|Mon, Oct 20, 2014 07:26 AM
|Issue of October 15, 2014
July 10, 2013 | 09:13 AM
School officials from Harrison, Crawford and Washington counties talked about safety and security at the annual tri-county Farm Bureau dinner program June 19 at Central Barren United Methodist Church. The topic stemmed from the killings in December at Sandy Hook Elementary School in Newtown, Conn.
Panel member Crawford County Sheriff Tim Wilkinson said no one ever "dreamed of anything like this" back when he was in school in the late 1960s and early '70s.
And while he and other panel members commented that there's no way to provide 100-percent protection, Wilkinson said law enforcement has worked to become more prepared and provide a "better" response time if something should happen.
After missing last year, Katrina Hall returned to serve as moderator for the program.
Other panel members included Jason Sturgeon, who was hired in March as the principal at English Elementary School; Steve Morris, superintendent/junior-senior high school principal at Lanesville Community School Corp.; Dr. Neyland Clark, superintendent of South Harrison Community School Corp.; Greg Hopkins, assistant superintendent and transportation director of East Washington Community School Corp.; and Supt. Gerald Jackson and Keith Nance from West Washington Community School Corp.
The men talked about replacing windows with stronger glass, installing more security cameras and changing exterior doors to ones that will shut better to help keep out intruders.
In addition to fire and tornado drills, students now practice lock-down drills that sometimes involve law enforcement agencies, which work on preparedness, too, including their response times.
Additional security cameras installed at West Washington schools also have helped in bullying situations, Nance said.
Morris, who opposes having armed employees at school, said the real question is how to move forward with keeping students safe and secure without turning school buildings into fortresses. And, without additional state funding, his school board would be faced with choosing between retaining a school safety resource officer or laying off teachers, he said.
"Let's focus on living our lives, not living in fear," Morris said.
South Harrison Community School Corp. added armed police officers to its eight campuses earlier this year. Clark said the officers "operate almost like DARE officers," referring to the drug-awareness resistance education program once used in many fifth-grade classrooms. The officers "know many of the kids, know the families," he said.
After each of these men made comments about their respective school systems, Lance Richards, assistant superintendent/transportation director at North Harrison Community School Corp., and Dr. Mark Eastridge, superintendent of Crawford County Community School Corp., added a few remarks.
Richards, a former teacher at Lanesville before he took the principal position at Morgan Elementary then later the assistant superintendent job at North Harrison schools, said, "not to diminish what happened in Newtown," but there are 100,000 schools in the United States, not counting post-secondary institutions, and there were only two school shootings in 2010.
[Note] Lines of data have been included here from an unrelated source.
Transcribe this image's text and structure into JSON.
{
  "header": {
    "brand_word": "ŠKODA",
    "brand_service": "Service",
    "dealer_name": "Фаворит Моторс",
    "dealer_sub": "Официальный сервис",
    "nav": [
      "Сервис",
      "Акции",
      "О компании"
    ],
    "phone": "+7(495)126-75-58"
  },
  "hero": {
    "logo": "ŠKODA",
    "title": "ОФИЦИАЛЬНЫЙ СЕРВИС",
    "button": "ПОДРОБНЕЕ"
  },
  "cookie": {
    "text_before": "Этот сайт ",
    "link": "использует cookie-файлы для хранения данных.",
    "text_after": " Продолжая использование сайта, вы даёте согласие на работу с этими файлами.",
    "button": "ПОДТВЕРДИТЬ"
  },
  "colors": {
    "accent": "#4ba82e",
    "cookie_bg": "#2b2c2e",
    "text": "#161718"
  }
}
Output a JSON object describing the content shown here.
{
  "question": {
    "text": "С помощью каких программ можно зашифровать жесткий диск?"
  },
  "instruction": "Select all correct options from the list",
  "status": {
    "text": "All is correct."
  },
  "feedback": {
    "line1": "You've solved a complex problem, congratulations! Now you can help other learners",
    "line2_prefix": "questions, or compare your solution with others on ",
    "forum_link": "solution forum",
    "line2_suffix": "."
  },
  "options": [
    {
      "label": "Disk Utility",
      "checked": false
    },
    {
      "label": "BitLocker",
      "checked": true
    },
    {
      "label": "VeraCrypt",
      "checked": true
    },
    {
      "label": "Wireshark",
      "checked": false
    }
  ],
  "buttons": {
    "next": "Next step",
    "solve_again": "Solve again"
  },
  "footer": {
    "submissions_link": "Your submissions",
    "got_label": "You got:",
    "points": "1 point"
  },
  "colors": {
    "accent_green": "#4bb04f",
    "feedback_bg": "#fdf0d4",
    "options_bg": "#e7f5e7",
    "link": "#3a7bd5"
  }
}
"Our schools are as safe as they've ever been," he said. "We're taking all the precautions that we can."
Eastridge, who has served on the panel for many of the past Farm Bureau tri-county programs, encouraged those who know of someone who is angry to contact their local law enforcement agency.
"Be our ears and eyes," he said. "Let us be proactive."
Hall commented, "Unless you have a child in school ... the general public doesn't realize ... the level of work school officials do on a daily basis."
She then asked State Sen. Richard Young Jr., D-Milltown, and State Rep. Steve Davisson, R-Salem, to say a few words.
Young, who has not missed any of the 20 programs, said he finds them "extremely educational" and he wishes other counties he represents would have similar forums.
With regard to Senate Bill 1, Young said, "As we had time to work with it ... we realized we needed to let our school corporations know how serious we took this ... "
Davisson echoed Eastridge's urge for people to help identify those who might be capable of doing harm. He added that he had received three phone calls following the deadly tornadoes in Oklahoma with callers saying each school corporation should have a storm shelter.
Before reading "The Farmers Prayer" ahead of the meal prepared by members of Central Barren United Methodist Church, Washington County Farm Bureau representative Merwyn Fisher strayed from the agenda by having everyone sing "Happy Birthday" to Peter J. Schickel, who had turned 90 the day before. There also was a birthday cake, decorated with white and purple icing — Lanesville's school colors — to go along with the homemade desserts.
Schickel, who has organized the tri-county programs, announced he won't be coordinating any future programs.
"It's time for a change," he said.
His son, Robert Schickel, who previously served as Farm Bureau's District 10 representative, challenged the group to keep the tri-county program going.
During introductions, Pete Schickel asked for a moment of silence for soldiers and remembered four people who had participated in past panel discussions but have since died: Carl Uesseler, former principal and superintendent of Lanesville Community School Corp.; Eugene Trueblood, former Washington County assessor; Richard Scott, former sheriff of Crawford County; and Dr. Ken Oppel, former teacher and assistant superintendent of North Harrison Community School Corp.
"These people were real public servants on the panels," Schickel said.
Susie Eastridge led everyone in singing the national anthem before the meal and, to conclude the program, "God Bless America."